Poorly executed benchmarks are common. Understanding how to "spot" when a benchmark has been botched comes with experience. The benchmark you are talking about here is a great example of how a benchmark can be easily misinterpreted. I find that more often than not, over at TomsHardware, they use pretty good test methodology but fall short of a complete follow-through to confirm that the method is good from all angles, and then draw all sorts of bad conclusions based on assumptions that could have been disproved had they ran a few more tests. More often than not, when I see their benches, I am able to see where the bottleneck in a set of results actually is, but then they go on to say it is something different.

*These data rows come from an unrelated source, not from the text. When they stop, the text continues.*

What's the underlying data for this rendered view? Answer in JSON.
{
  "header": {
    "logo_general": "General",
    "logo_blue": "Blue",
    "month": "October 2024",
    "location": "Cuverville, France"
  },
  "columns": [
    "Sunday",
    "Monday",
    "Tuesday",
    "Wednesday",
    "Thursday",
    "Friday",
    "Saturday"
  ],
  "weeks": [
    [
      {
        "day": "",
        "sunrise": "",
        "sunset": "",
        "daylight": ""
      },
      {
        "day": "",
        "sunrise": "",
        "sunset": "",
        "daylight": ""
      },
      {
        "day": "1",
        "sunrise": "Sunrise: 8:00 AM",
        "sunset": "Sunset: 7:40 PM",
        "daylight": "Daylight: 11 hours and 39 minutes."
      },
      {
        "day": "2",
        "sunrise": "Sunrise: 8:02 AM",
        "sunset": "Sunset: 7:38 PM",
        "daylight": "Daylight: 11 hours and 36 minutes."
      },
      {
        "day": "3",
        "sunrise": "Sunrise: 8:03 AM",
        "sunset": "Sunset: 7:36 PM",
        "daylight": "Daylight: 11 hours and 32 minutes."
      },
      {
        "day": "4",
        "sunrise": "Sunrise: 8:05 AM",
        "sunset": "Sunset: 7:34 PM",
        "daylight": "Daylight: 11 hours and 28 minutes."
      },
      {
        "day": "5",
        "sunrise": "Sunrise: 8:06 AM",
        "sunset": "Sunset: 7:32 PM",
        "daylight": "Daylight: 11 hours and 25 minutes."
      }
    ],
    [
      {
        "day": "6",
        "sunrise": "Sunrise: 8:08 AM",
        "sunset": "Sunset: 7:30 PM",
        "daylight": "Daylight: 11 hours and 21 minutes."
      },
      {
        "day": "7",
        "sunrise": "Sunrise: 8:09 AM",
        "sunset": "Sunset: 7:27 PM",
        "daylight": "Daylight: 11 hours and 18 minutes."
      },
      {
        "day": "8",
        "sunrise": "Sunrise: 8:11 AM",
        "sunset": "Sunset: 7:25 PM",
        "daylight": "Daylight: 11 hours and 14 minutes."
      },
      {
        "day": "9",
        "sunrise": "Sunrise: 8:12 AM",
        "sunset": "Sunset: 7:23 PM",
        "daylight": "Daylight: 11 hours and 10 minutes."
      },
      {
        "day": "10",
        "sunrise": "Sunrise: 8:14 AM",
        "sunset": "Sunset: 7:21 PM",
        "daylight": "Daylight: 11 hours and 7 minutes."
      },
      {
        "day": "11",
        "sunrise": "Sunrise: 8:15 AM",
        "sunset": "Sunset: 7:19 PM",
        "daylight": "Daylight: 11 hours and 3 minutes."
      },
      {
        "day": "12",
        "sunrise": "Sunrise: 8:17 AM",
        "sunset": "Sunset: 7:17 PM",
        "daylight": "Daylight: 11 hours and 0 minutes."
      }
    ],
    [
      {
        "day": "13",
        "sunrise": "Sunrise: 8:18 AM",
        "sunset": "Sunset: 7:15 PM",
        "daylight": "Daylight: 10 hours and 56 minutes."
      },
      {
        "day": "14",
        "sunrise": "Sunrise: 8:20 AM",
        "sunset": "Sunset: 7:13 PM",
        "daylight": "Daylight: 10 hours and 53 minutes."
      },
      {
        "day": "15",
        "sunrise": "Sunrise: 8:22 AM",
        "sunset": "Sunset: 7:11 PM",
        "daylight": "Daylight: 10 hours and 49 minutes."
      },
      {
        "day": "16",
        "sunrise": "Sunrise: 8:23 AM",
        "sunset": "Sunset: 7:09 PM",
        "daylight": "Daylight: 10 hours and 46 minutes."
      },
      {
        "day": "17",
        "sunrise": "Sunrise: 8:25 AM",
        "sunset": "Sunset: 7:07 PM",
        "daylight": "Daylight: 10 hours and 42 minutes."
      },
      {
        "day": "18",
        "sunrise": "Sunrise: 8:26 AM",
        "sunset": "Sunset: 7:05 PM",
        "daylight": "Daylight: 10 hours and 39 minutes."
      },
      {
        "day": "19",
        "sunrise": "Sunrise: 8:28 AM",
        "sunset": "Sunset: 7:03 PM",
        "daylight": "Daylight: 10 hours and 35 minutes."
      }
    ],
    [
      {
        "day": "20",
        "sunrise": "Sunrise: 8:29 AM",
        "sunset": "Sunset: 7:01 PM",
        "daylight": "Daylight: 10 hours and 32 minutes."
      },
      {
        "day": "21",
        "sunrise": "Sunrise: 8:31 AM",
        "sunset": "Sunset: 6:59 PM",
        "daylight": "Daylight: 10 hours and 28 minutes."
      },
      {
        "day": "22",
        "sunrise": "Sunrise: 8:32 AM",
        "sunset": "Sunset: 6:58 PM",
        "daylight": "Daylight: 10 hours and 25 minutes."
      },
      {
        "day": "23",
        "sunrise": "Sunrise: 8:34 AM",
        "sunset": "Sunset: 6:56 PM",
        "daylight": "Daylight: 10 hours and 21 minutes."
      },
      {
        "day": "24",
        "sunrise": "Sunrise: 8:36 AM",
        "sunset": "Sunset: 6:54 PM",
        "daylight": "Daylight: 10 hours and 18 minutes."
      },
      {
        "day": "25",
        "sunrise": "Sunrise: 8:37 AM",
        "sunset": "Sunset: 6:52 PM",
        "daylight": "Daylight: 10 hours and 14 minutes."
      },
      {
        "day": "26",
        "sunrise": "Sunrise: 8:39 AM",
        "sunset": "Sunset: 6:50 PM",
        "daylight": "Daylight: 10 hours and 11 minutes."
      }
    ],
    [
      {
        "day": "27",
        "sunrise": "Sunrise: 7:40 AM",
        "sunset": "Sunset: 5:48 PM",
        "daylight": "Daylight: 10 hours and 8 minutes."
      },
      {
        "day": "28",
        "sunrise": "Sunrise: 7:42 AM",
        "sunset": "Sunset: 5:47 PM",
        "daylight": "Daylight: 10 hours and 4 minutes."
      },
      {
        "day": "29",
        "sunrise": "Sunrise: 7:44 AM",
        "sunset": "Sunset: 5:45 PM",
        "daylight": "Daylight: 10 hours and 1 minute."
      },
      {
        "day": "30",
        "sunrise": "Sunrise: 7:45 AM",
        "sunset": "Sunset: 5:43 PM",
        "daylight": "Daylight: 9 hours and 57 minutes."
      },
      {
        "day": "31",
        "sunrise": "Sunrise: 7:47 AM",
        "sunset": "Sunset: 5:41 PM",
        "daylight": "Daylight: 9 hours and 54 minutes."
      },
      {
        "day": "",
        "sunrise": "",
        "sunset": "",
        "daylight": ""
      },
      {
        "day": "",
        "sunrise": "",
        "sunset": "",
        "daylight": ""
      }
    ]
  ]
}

I would point out, that this sort of "bad conclusions" problem is the same exact problem you had with the Torchlight II benchmark. You "wanted" to see a particular thing in that benchmark, so forgot to even consider the possibility that you weren't looking at a result of instruction based performance. Had the test been re-run with many more settings and with different GPUs, and with various bus speeds tinkered with, they would have eventually "found" what they actually were
bottlenecking on there. Compute performance and traffic-directing are different issues.
I have honestly looked at hundreds, if not thousands of benchmarks comparing CPU's over the last 3 years. The trend has been consistent since SB came along. The only place where AMD chips ever appear to match or beat Intel in lightly threaded workloads, are in cases where the bottleneck is somewhere else. The "cherry picked" comparisons I have made, are cherry picked to point out real world compute-bound comparisons. AMD defenders love to point to benchmarks that are bottle-necked on IO, event timing, disk speed, or GPU, to show that AMD is "just as fast" as intel. Hiding the CPU performance does not make it better.
They are limited in so many ways, instruction sets,[etc etc...]
completely out of the scope of issues related to the original point.... You're just trying to trash a chip in order to sweep the big picture under the rug here. In case you had forgotten, nowhere in this thread was I suggesting that anyone BUY or USE a Pentium for any specific tasks. I merely pointed out the IPC vs parallel compute advantages/disadvantages of intel vs AMD and made what I now realize was an enormous mistake of using the Pentium chip to make the point. Apparently, people get very very butt hurt when they find out that celerons and pentiums can do many things just as fast as FX chips.Edited by mdocod - 11/20/13 at 3:38am